Among the entries below, find all lines that include "name" and copy them.

○ ○ ○

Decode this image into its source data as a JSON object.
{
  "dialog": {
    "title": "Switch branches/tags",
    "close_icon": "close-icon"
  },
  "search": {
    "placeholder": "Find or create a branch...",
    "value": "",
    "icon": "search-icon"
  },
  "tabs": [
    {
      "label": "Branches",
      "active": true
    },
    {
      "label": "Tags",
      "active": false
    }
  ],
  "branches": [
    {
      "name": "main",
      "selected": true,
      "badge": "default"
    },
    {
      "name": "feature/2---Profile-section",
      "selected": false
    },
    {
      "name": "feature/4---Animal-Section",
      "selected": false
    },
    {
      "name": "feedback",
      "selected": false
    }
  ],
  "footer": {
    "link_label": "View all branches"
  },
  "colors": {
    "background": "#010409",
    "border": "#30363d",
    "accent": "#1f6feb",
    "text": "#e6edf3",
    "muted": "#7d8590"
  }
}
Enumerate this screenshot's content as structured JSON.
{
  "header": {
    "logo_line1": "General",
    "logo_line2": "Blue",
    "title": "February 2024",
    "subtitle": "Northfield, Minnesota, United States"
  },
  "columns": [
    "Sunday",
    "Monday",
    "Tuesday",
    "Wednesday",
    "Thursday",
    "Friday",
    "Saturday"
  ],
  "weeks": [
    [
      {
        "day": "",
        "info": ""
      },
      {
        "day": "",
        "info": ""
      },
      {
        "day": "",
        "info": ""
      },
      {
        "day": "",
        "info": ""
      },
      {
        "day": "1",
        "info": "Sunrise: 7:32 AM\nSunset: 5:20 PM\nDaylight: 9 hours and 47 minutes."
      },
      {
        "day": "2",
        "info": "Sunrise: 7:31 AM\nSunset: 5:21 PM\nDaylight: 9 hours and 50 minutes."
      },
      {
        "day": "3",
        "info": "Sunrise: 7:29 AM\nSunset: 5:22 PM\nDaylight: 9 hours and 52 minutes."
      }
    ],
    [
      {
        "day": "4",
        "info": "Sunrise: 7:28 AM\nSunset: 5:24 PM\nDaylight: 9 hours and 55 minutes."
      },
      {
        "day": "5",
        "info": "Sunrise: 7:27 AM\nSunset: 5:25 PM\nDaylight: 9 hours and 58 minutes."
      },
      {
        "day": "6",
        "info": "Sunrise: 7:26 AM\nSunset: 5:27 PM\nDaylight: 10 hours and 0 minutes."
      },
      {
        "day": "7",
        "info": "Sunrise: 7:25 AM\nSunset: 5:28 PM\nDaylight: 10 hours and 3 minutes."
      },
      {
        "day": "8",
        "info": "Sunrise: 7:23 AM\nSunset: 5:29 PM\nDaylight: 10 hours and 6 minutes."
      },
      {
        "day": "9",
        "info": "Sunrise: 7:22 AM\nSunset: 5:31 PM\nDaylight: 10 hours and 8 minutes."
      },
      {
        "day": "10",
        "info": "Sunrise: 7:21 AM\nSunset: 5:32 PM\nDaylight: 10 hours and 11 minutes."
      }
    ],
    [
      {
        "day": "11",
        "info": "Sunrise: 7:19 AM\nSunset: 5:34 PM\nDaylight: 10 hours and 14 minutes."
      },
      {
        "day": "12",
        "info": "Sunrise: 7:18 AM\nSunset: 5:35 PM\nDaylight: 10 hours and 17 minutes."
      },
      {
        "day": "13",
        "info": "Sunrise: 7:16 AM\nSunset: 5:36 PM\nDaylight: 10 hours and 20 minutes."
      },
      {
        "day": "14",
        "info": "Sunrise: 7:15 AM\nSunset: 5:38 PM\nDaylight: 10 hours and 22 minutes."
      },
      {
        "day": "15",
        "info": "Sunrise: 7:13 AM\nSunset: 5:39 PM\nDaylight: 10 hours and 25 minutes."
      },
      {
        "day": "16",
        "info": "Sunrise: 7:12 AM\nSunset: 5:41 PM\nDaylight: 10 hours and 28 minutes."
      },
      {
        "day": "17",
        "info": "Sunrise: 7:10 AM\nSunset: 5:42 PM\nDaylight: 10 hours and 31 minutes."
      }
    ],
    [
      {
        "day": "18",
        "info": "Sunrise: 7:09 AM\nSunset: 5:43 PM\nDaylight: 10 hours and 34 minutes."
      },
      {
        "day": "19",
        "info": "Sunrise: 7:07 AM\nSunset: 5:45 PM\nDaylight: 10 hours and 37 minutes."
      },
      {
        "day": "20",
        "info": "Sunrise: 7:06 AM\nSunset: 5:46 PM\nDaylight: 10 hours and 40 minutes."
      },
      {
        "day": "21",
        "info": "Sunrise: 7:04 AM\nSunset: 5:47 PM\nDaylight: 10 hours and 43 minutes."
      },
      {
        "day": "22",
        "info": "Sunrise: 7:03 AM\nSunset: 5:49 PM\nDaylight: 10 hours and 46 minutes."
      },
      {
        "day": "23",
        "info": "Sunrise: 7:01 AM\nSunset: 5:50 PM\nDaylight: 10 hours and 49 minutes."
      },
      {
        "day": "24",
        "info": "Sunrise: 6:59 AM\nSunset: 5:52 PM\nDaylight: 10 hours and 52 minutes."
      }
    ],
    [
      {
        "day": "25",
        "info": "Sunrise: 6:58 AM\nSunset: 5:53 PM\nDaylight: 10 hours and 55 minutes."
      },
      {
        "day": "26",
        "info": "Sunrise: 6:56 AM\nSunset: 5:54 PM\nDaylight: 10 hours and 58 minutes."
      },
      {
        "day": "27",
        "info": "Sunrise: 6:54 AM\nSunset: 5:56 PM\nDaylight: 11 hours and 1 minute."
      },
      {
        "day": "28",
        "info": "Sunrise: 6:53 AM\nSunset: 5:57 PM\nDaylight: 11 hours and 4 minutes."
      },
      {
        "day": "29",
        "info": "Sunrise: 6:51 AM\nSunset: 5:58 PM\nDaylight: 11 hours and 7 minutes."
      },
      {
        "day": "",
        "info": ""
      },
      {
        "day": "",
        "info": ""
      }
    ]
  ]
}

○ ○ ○

» **Completed exercise**
      "name": "main",
      "name": "feature/2---Profile-section",
      "name": "feature/4---Animal-Section",
      "name": "feedback",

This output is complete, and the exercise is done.